Millions of Britons are putting their homes and possessions at risk by failing to take out adequate home contents and buildings insurance, according to new research from MoneySupermarket.
It found that about one in 10 (or more than 3million) homeowners are missing out on some form of home insurance by only having either buildings or contents insurance rather than both.
Of these, nearly 1.5million have just contents cover, while 1.3million homeowners only have buildings insurance in place.
Worse still, a further 2% of homeowners - some 650,000 - have no form of buildings or contents insurance at all.
This means they are running the risk of huge financial loss - in many cases needlessly, given the cheap quotes that can be found through MoneySupermarket.
Figures show that the average combined building and contents home insurance policy taken out after shopping around on MoneySupermarket costs just £149 a year, equating to an annual saving of £123.
Peter Harrison, insurance expert at MoneySupermarket, said: "Homeowners without adequate buildings and contents insurance are taking a huge risk by leaving their homes unprotected, and are potentially storing up a financial catastrophe in the event of a major incident, which could even leave them homeless."
What do I need as a homeowner?
If you own a property on which you have a mortgage, your lender will insist that buildings insurance is in place as a condition of the loan. This is to protect the asset against which the loan is secured.
"At the very least, those homeowners with a mortgage on their property should have a suitable buildings policy in place to comply with the terms and conditions of their mortgage agreement," Harrison said.
"Even if you own your home outright, however, it is sensible to have both buildings and contents cover in place, not least because any claims may involve both types of insurance."
If, for example, your home was flooded during a storm, you would have to claim for damages to fittings and fixtures such as electrics or a fitted kitchen through your buildings insurance, while a claim for damage to goods such as televisions and furniture would be made through your contents policy.
Only having one type of insurance could therefore leave you heavily out of pocket. Harrison said: "Although it may be tempting to take either buildings or contents cover, the chances are you may need to make a claim against both of them.
"What's more, taking both buildings and contents cover with a joint policy can be great value for money."
This is because insurers often reward those customers who remain loyal by taking out both home and contents policies with attractive discounts.
Sarah Bailey at the Association of British Insurers (ABI) said: "Some insurers will offer discounts for customers who take out both their buildings and contents policies.

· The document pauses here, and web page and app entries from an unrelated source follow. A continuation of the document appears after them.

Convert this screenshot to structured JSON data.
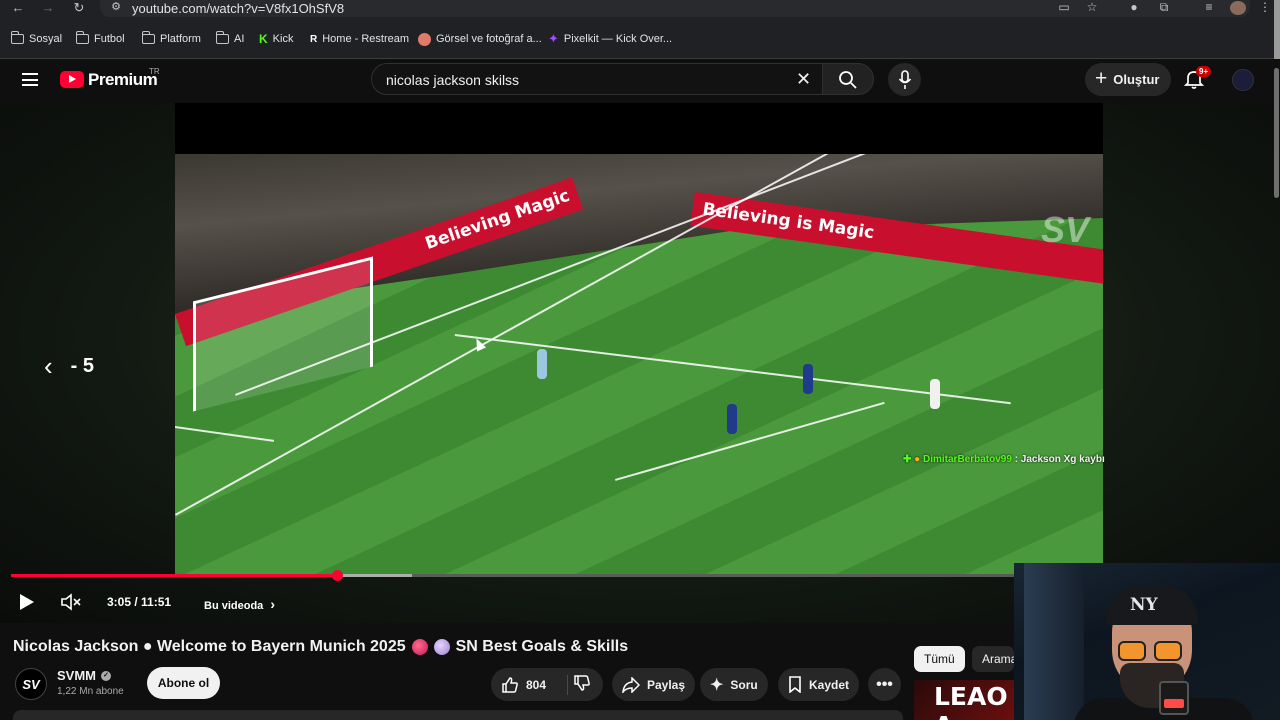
{
  "browser": {
    "url": "youtube.com/watch?v=V8fx1OhSfV8",
    "bookmarks": [
      {
        "label": "Sosyal",
        "icon": "folder-icon"
      },
      {
        "label": "Futbol",
        "icon": "folder-icon"
      },
      {
        "label": "Platform",
        "icon": "folder-icon"
      },
      {
        "label": "AI",
        "icon": "folder-icon"
      },
      {
        "label": "Kick",
        "icon": "kick-icon"
      },
      {
        "label": "Home - Restream",
        "icon": "restream-icon"
      },
      {
        "label": "Görsel ve fotoğraf a...",
        "icon": "image-site-icon"
      },
      {
        "label": "Pixelkit — Kick Over...",
        "icon": "pixelkit-icon"
      }
    ]
  },
  "header": {
    "logo_text": "Premium",
    "logo_region": "TR",
    "search_value": "nicolas jackson skilss",
    "create_label": "Oluştur",
    "notifications_badge": "9+"
  },
  "player": {
    "seek_indicator": "- 5",
    "time_display": "3:05 / 11:51",
    "chapter_label": "Bu videoda",
    "progress_fraction": 0.325,
    "buffered_fraction": 0.4,
    "billboard_1": "Believing is Magic",
    "billboard_2": "Believing",
    "billboard_3": "Magic",
    "watermark": "SV",
    "chat_overlay": {
      "user": "DimitarBerbatov99",
      "message": " : Jackson Xg kaybı"
    }
  },
  "video": {
    "title_part1": "Nicolas Jackson ● Welcome to Bayern Munich 2025",
    "title_part2": "SN Best Goals & Skills",
    "channel_name": "SVMM",
    "channel_avatar_text": "SV",
    "subscribers": "1,22 Mn abone",
    "subscribe_label": "Abone ol",
    "like_count": "804",
    "share_label": "Paylaş",
    "ask_label": "Soru",
    "save_label": "Kaydet"
  },
  "sidebar": {
    "chips": [
      "Tümü",
      "Arama"
    ],
    "thumbnail_text": "LEAO A"
  },
  "webcam": {
    "cap_logo": "NY"
  },
  "colors": {
    "accent": "#ff0033",
    "background": "#0f0f0f",
    "chat_user": "#53fc18"
  }
}
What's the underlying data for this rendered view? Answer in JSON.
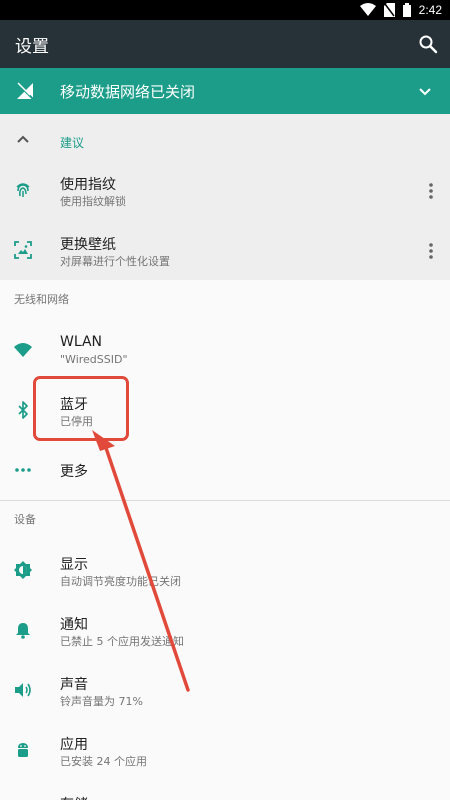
{
  "status_bar": {
    "time": "2:42"
  },
  "app_bar": {
    "title": "设置",
    "search_icon": "search-icon"
  },
  "banner": {
    "text": "移动数据网络已关闭",
    "icon": "signal-off-icon"
  },
  "suggestions": {
    "header": "建议",
    "items": [
      {
        "title": "使用指纹",
        "subtitle": "使用指纹解锁",
        "icon": "fingerprint-icon"
      },
      {
        "title": "更换壁纸",
        "subtitle": "对屏幕进行个性化设置",
        "icon": "wallpaper-icon"
      }
    ]
  },
  "wireless": {
    "header": "无线和网络",
    "items": [
      {
        "title": "WLAN",
        "subtitle": "\"WiredSSID\"",
        "icon": "wifi-icon"
      },
      {
        "title": "蓝牙",
        "subtitle": "已停用",
        "icon": "bluetooth-icon"
      },
      {
        "title": "更多",
        "icon": "more-horiz-icon"
      }
    ]
  },
  "device": {
    "header": "设备",
    "items": [
      {
        "title": "显示",
        "subtitle": "自动调节亮度功能已关闭",
        "icon": "brightness-icon"
      },
      {
        "title": "通知",
        "subtitle": "已禁止 5 个应用发送通知",
        "icon": "bell-icon"
      },
      {
        "title": "声音",
        "subtitle": "铃声音量为 71%",
        "icon": "volume-icon"
      },
      {
        "title": "应用",
        "subtitle": "已安装 24 个应用",
        "icon": "android-icon"
      },
      {
        "title": "存储",
        "icon": "storage-icon"
      }
    ]
  },
  "colors": {
    "accent": "#1b9d89",
    "app_bar": "#263238",
    "annotation": "#e14a3a"
  }
}
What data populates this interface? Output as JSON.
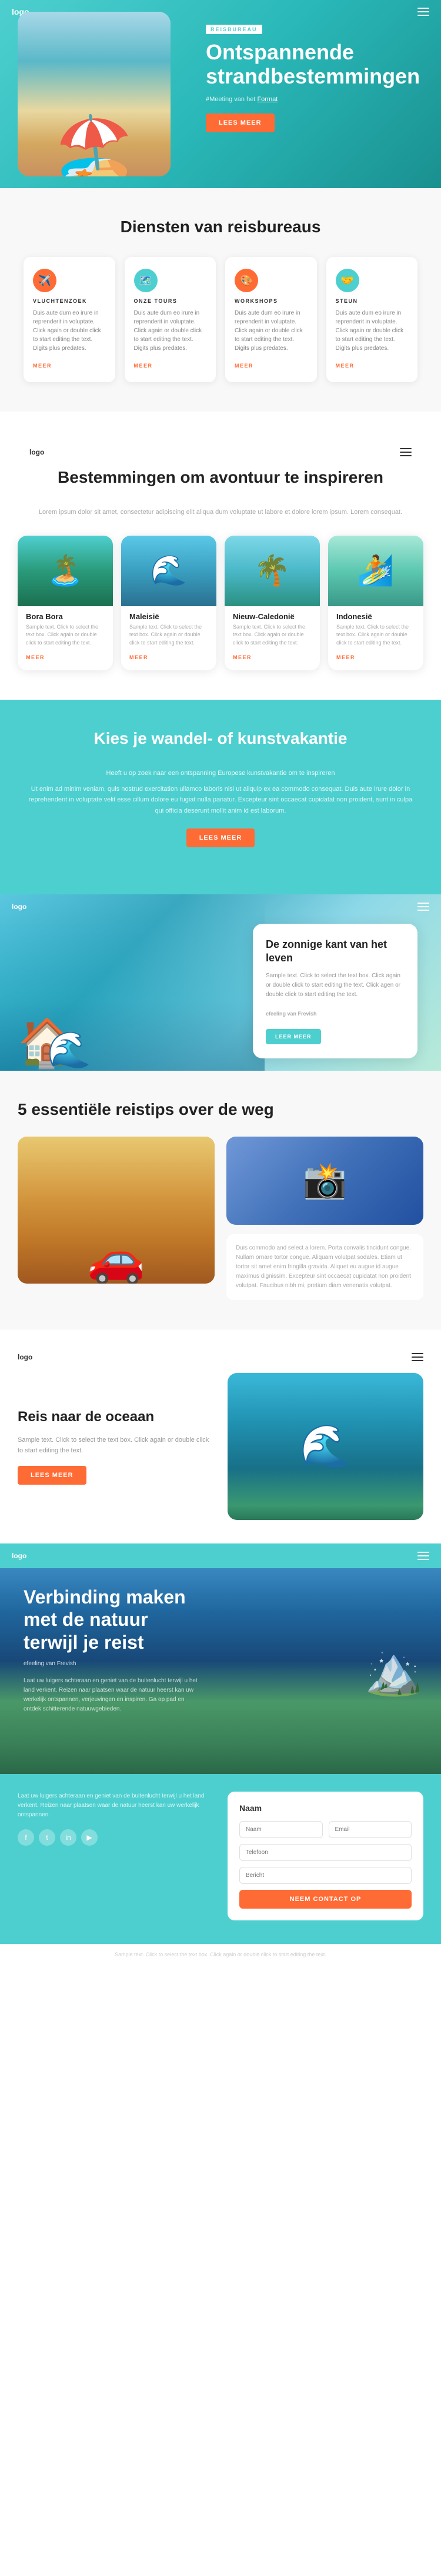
{
  "nav": {
    "logo": "logo",
    "menu_icon": "menu"
  },
  "hero": {
    "badge": "REISBUREAU",
    "title": "Ontspannende strandbestemmingen",
    "subtitle_text": "#Meeting van het",
    "subtitle_link": "Format",
    "cta_label": "LEES MEER"
  },
  "services": {
    "section_title": "Diensten van reisbureaus",
    "items": [
      {
        "id": "vluchtenzoek",
        "label": "VLUCHTENZOEK",
        "desc": "Duis aute dum eo irure in reprenderit in voluptate. Click again or double click to start editing the text. Digits plus predates.",
        "link": "MEER"
      },
      {
        "id": "onze-tours",
        "label": "ONZE TOURS",
        "desc": "Duis aute dum eo irure in reprenderit in voluptate. Click again or double click to start editing the text. Digits plus predates.",
        "link": "MEER"
      },
      {
        "id": "workshops",
        "label": "WORKSHOPS",
        "desc": "Duis aute dum eo irure in reprenderit in voluptate. Click again or double click to start editing the text. Digits plus predates.",
        "link": "MEER"
      },
      {
        "id": "steun",
        "label": "STEUN",
        "desc": "Duis aute dum eo irure in reprenderit in voluptate. Click again or double click to start editing the text. Digits plus predates.",
        "link": "MEER"
      }
    ]
  },
  "destinations": {
    "section_title": "Bestemmingen om avontuur te inspireren",
    "subtitle": "Lorem ipsum dolor sit amet, consectetur adipiscing elit aliqua dum voluptate ut labore et dolore lorem ipsum. Lorem consequat.",
    "items": [
      {
        "name": "Bora Bora",
        "desc": "Sample text. Click to select the text box. Click again or double click to start editing the text."
      },
      {
        "name": "Maleisië",
        "desc": "Sample text. Click to select the text box. Click again or double click to start editing the text."
      },
      {
        "name": "Nieuw-Caledonië",
        "desc": "Sample text. Click to select the text box. Click again or double click to start editing the text."
      },
      {
        "name": "Indonesië",
        "desc": "Sample text. Click to select the text box. Click again or double click to start editing the text."
      }
    ]
  },
  "art_vacation": {
    "section_title": "Kies je wandel- of kunstvakantie",
    "intro_text": "Heeft u op zoek naar een ontspanning Europese kunstvakantie om te inspireren",
    "body_text": "Ut enim ad minim veniam, quis nostrud exercitation ullamco laboris nisi ut aliquip ex ea commodo consequat. Duis aute irure dolor in reprehenderit in voluptate velit esse cillum dolore eu fugiat nulla pariatur. Excepteur sint occaecat cupidatat non proident, sunt in culpa qui officia deserunt mollit anim id est laborum.",
    "cta_label": "LEES MEER"
  },
  "sunny": {
    "badge": "De zonnige kant van het leven",
    "desc": "Sample text. Click to select the text box. Click again or double click to start editing the text. Click agen or double click to start editing the text.",
    "subtitle": "efeeling van Frevish",
    "cta_label": "LEER MEER"
  },
  "tips": {
    "section_title": "5 essentiële reistips over de weg",
    "body_text": "Duis commodo and select a lorem. Porta convalis tincidunt congue. Nullam ornare tortor congue. Aliquam volutpat sodales. Etiam ut tortor sit amet enim fringilla gravida. Aliquet eu augue id augue maximus dignissim. Excepteur sint occaecat cupidatat non proident volutpat. Faucibus nibh mi, pretium diam venenatis volutpat."
  },
  "ocean": {
    "logo": "logo",
    "section_title": "Reis naar de oceaan",
    "desc": "Sample text. Click to select the text box. Click again or double click to start editing the text.",
    "cta_label": "LEES MEER"
  },
  "nature": {
    "logo": "logo",
    "section_title": "Verbinding maken met de natuur terwijl je reist",
    "subtitle_text": "efeeling van Frevish",
    "desc": "Laat uw luigers achteraan en geniet van de buitenlucht terwijl u het land verkent. Reizen naar plaatsen waar de natuur heerst kan uw werkelijk ontspannen, verjeuvingen en inspiren. Ga op pad en ontdek schitterende natuuwgebieden."
  },
  "contact": {
    "form_title": "Naam",
    "fields": {
      "name_placeholder": "Naam",
      "email_placeholder": "Email",
      "phone_placeholder": "Telefoon",
      "message_placeholder": "Bericht"
    },
    "submit_label": "NEEM CONTACT OP",
    "left_text": "Laat uw luigers achteraan en geniet van de buitenlucht terwijl u het land verkent. Reizen naar plaatsen waar de natuur heerst kan uw werkelijk ontspannen."
  },
  "footer": {
    "text": "Sample text. Click to select the text box. Click again or double click to start editing the text."
  }
}
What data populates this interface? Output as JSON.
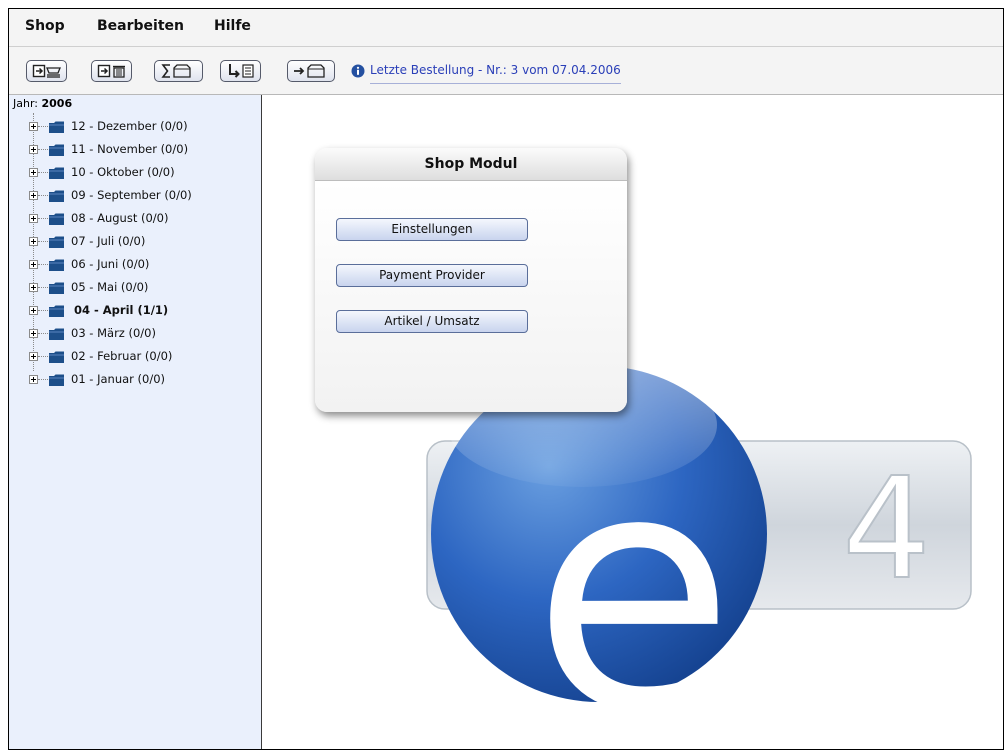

"Similarly, you may be able to save by taking out your home cover with the same company that insures your car."
If you currently have both types of cover, but with two different insurers, you can still take advantage of these discounts by taking out say a six or 10-month policy to realign the renewal dates.
Bailey added: "If you wanted to move your contents insurance, for example, to the same company that provides your buildings cover, but the policies do not come up for renewal at the same time, then the best move is to call the company to find out whether it will offer a shorter-term policy.
"This way you can align the two policies."
What if I am renting?
Homeowners are not the only ones who need home insurance of some kind, and they are not the only ones leaving themselves open to financial disaster either.
The MoneySupermarket research also found that people who rent their homes are taking big risks when it comes to covering their possessions, with a third having no contents cover in place at all.
If their possessions were damaged, destroyed or stolen, the entire cost of replacing them would therefore fall on their shoulders, while incidents that also impact a neighbouring property, such as a fire or a flood, could also land them with the neighbours' costs on top.
Harrison said: "People renting their homes are less likely to require buildings insurance as this is usually taken out by the landlord.
"However, having no contents insurance is a potentially costly and unnecessary risk to take - especially when the average contents only policy bought through MoneySupermarket costs just £85 a year."
What else do I need to know?
To ensure your home and possessions are properly protected, it is essential to get the value of both your property (how much it would cost to rebuild) and your home contents (how much they would cost to replace) correct.
The worth of your contents in particular is notoriously easy to underestimate. Figures showing that, while the average family of four believes they would need £25,000 to replace their home contents, the true cost would be closer to £55,000.
easy-to-use contents insurance calculator. Many insurers provide a minimum level of cover (such as £50,000), but it is worth checking to see you do not breach this amount.
Equally, it is important to check precisely what cover you have. This will ensure that you do not end up paying twice for the same insurance on another type of policy.
Sarah Bailey of the ABI said: "While it is vital to ensure that you have adequate home insurance, it is also important to check that you are not doubling up on - and therefore paying twice for - things such as boiler cover."
"Check your policy document carefully so that you know exactly what you are covered for and what you are not."
If finding the cash to pay for your policy upfront is an issue, remember that you can opt to pay in monthly installments - although you may pay more overall this way.
The way to find the best all-round insurance package for your complete requirements is to visit the dedicated MoneySupermarket home insurance channel, where you'll find details of the cheapest quotes from the market's leading providers.
Please note: Any rates or deals mentioned in this article were available at the time of writing